Writing Tips for Hum 1

Writing an introduction

Other writing tips:

The introduction to a paper is a very important section, in that it sets the expectations of the reader. While there is no one formula for a good introduction, in general, an introduction to a formal paper of this type should accomplish the following:
  • An introduction should attract the reader's attention. Magazine and newspaper articles often accomplish this with brief but interesting anecdotes, questions that pique the reader's curiosity, something of personal relevance to the reader, or other apt quotations, provocative questions, or statements. While you shouldn't feel that you have to sensationalize, neither should you assume that the reader is interested in what you have to say by default. Very often just raising the interesting issue that your thesis explores is enough to pull your reader in.

  • An introduction should tell the reader explicitly what the thesis (the point of the paper) is. After having read the introduction, the reader should have no doubt about what the central point of your paper is.

  • An introduction should establish the significance of your point to the reader.
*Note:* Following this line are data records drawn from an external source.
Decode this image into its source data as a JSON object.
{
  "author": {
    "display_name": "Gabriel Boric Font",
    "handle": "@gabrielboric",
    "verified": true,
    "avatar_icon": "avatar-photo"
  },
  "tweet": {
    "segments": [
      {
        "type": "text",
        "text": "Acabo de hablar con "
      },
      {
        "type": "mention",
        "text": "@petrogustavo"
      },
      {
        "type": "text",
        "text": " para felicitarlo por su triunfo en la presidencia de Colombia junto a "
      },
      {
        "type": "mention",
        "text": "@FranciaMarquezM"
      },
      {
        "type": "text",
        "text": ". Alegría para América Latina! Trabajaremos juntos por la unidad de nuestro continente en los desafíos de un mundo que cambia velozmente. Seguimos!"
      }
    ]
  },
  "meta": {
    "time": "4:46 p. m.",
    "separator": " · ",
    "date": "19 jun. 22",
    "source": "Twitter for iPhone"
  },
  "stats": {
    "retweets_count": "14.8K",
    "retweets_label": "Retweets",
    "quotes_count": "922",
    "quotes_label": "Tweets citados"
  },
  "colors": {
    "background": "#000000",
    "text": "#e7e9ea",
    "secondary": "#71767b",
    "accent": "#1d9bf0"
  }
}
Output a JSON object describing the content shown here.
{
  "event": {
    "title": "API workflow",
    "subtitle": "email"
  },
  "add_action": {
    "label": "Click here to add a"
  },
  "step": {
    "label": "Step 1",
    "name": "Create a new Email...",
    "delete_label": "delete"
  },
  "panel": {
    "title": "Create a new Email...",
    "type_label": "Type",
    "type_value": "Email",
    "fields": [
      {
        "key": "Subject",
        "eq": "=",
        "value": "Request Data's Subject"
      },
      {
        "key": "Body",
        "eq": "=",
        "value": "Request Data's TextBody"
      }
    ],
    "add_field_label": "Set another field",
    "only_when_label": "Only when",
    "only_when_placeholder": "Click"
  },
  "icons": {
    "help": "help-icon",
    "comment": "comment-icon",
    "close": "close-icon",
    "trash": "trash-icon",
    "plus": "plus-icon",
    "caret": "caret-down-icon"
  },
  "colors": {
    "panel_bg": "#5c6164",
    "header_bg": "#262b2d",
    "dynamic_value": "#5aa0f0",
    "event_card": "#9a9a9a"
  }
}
You should convince your audience that it should care about what you have to say, though attention to relevance and significance is part of constructing a successful thesis.

  • An introduction can give a preview of how you are going to demonstrate your thesis. Writers often summarize in a brief list of three or so points how you are going to back up your thesis, so as to prepare the reader and improve the reader's recognition and retention of those points.
Here are some things to watch out for in your introduction:
  • An introduction is not the place to introduce background or factual information. A common impulse is to start a paper with the story of when a person was born, or with some historical background. However, unless some brief information is necessary to understand the terms within or significance of the thesis, save the background for your next paragraph.

  • An introduction should not be too long. An introduction should be a single paragraph, at least for the length of papers for this class. A page-long intro is usually too long -- half a page or less is good. If your opening anecdote is a long one, you don't have to finish it in the introduction -- just introduce enough of it to get the reader's attention and establish the significance of your thesis. You can finish it in the body of the paper. (In fact, such a "teaser" is a common device of newspaper feature writers.)

  • Don't start your introduction with a dictionary definition. We're not interested in how Webster's defines "Postmodernism." We are interested in YOUR take on it.

  • Don't start out with a grand generalization. The cliche of the "pyramid form" introduction often leads to uninteresting sentences that begin with "Since the beginning of time..." or "Throughout history...". Showing the significance of your thesis does not mean that you have to demonstrate its importance in the history of art or tie it to some universal observation.
Your second paragraph will often connect the opening anecdote or statement to the rest of the paper, providing a transition from your generalized introduction to your detailed look at your first point. It is also a common technique to refer back to your opening in your conclusion, providing a satisfying closure to the paper.

Although a successful introduction will follow these general guidelines, none of them should imply a rigid formula, nor will I expect one. With that said, here are two examples of successful short introductions:

The explosion of fist fights, police, jeers, and cheers that greeted the notorious 1913 premiere of Igor Stravinsky's The Rite of Spring is now famous as the screaming birth of musical modernism.
Stuckenschmidt says that the dissonance percussiveness, and savagery of the score were unlike anything the public had heard to that time (67)
, and this premiere became a symbol of the uncompromising new musical language that refused to pander to prettiness or sentimentality. However, contrary to Stuckenschmidt's and other conventional interpretations, The Rite of Spring was a last gasp of Romanticism rather than the birth of modernism,
as shown in its unreserved drama and spectacle, its heritage of Russian nationalism, and its idealization of "primitive" man.
Here the author grabs the reader's attention.
Though citations are not typically used in an introduction, the author here uses it to establish a controversy and hence the significance of the thesis.
Here the author states the thesis in an unambiguous way.
Here the author gives a preview of the three points he will make to support his thesis.

In 1901, Pablo Picasso's closest friend, Carlos Casagemas, committed suicide, an event which shocked the young artist and drove him into a deep, guilt-laden depression. Indeed, in the aftermath of this tragedy, Picasso became superstitious in his fear of anything associated with death, an obsession which was reflected not just in his subsequent "blue period" paintings, but throughout his life. The painting Picasso executed in response to Casagemas' death, paradoxically titled La Vie [Life] (1903), develops several of the distinctive motives that would become important to his later paintings, including his ambivalent view of women, a close connection between sex and death, and an intensely subjective viewpoint.
Here is an interesting anecdote to capture the reader's attention. The details of the story can wait until the next paragraph.
Here the author makes clear the significance of the story. The reader should be interested in this event not just because of an idle curiosity about Picasso's life, but because of how it shaped his art.
Now the author clearly states the thesis...
and gives a preview of the points that will support the thesis.